> _PROBLEM TO SOLVE_
Your output must be a faithful copy of the listing underneath.

----

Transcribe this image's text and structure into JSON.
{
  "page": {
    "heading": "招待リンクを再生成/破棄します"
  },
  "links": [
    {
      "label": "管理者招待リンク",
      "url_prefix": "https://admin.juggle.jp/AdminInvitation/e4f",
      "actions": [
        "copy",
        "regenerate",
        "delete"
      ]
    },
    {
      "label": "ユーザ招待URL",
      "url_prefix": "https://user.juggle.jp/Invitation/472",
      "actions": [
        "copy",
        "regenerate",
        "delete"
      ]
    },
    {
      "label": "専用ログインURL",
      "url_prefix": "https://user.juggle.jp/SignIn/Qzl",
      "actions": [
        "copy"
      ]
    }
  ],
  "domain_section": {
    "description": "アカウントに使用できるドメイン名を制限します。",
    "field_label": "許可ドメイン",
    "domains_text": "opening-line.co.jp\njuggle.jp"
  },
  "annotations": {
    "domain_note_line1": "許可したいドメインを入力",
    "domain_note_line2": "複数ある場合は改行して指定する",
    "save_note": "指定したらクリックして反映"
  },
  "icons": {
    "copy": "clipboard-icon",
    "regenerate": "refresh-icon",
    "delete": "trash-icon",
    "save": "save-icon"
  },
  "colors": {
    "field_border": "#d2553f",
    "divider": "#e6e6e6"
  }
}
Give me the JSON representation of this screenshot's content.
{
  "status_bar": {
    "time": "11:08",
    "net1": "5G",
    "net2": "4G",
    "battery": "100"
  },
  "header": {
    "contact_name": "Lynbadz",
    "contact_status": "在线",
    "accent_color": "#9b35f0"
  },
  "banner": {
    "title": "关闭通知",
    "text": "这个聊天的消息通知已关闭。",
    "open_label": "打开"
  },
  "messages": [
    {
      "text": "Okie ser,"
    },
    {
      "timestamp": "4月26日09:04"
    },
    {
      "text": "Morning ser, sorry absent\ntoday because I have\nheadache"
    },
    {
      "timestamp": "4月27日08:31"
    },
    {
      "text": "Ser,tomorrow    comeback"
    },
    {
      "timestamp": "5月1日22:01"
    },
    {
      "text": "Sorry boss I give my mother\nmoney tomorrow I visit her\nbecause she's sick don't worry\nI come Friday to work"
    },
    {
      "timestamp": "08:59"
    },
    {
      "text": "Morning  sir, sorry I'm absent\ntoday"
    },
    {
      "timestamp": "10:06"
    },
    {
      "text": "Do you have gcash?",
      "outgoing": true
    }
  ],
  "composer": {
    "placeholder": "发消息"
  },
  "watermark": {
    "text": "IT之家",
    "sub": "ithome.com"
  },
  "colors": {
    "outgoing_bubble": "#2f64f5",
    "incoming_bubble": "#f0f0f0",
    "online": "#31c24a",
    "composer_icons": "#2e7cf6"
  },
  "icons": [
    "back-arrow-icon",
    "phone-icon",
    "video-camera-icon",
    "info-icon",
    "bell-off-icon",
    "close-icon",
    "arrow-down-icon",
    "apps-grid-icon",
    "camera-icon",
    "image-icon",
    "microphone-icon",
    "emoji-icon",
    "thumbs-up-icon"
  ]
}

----

> _TASK SOLUTION_
Transcribe this image's text and structure into JSON.
{
  "page": {
    "heading": "招待リンクを再生成/破棄します"
  },
  "links": [
    {
      "label": "管理者招待リンク",
      "url_prefix": "https://admin.juggle.jp/AdminInvitation/e4f",
      "actions": [
        "copy",
        "regenerate",
        "delete"
      ]
    },
    {
      "label": "ユーザ招待URL",
      "url_prefix": "https://user.juggle.jp/Invitation/472",
      "actions": [
        "copy",
        "regenerate",
        "delete"
      ]
    },
    {
      "label": "専用ログインURL",
      "url_prefix": "https://user.juggle.jp/SignIn/Qzl",
      "actions": [
        "copy"
      ]
    }
  ],
  "domain_section": {
    "description": "アカウントに使用できるドメイン名を制限します。",
    "field_label": "許可ドメイン",
    "domains_text": "opening-line.co.jp\njuggle.jp"
  },
  "annotations": {
    "domain_note_line1": "許可したいドメインを入力",
    "domain_note_line2": "複数ある場合は改行して指定する",
    "save_note": "指定したらクリックして反映"
  },
  "icons": {
    "copy": "clipboard-icon",
    "regenerate": "refresh-icon",
    "delete": "trash-icon",
    "save": "save-icon"
  },
  "colors": {
    "field_border": "#d2553f",
    "divider": "#e6e6e6"
  }
}
Give me the JSON representation of this screenshot's content.
{
  "status_bar": {
    "time": "11:08",
    "net1": "5G",
    "net2": "4G",
    "battery": "100"
  },
  "header": {
    "contact_name": "Lynbadz",
    "contact_status": "在线",
    "accent_color": "#9b35f0"
  },
  "banner": {
    "title": "关闭通知",
    "text": "这个聊天的消息通知已关闭。",
    "open_label": "打开"
  },
  "messages": [
    {
      "text": "Okie ser,"
    },
    {
      "timestamp": "4月26日09:04"
    },
    {
      "text": "Morning ser, sorry absent\ntoday because I have\nheadache"
    },
    {
      "timestamp": "4月27日08:31"
    },
    {
      "text": "Ser,tomorrow    comeback"
    },
    {
      "timestamp": "5月1日22:01"
    },
    {
      "text": "Sorry boss I give my mother\nmoney tomorrow I visit her\nbecause she's sick don't worry\nI come Friday to work"
    },
    {
      "timestamp": "08:59"
    },
    {
      "text": "Morning  sir, sorry I'm absent\ntoday"
    },
    {
      "timestamp": "10:06"
    },
    {
      "text": "Do you have gcash?",
      "outgoing": true
    }
  ],
  "composer": {
    "placeholder": "发消息"
  },
  "watermark": {
    "text": "IT之家",
    "sub": "ithome.com"
  },
  "colors": {
    "outgoing_bubble": "#2f64f5",
    "incoming_bubble": "#f0f0f0",
    "online": "#31c24a",
    "composer_icons": "#2e7cf6"
  },
  "icons": [
    "back-arrow-icon",
    "phone-icon",
    "video-camera-icon",
    "info-icon",
    "bell-off-icon",
    "close-icon",
    "arrow-down-icon",
    "apps-grid-icon",
    "camera-icon",
    "image-icon",
    "microphone-icon",
    "emoji-icon",
    "thumbs-up-icon"
  ]
}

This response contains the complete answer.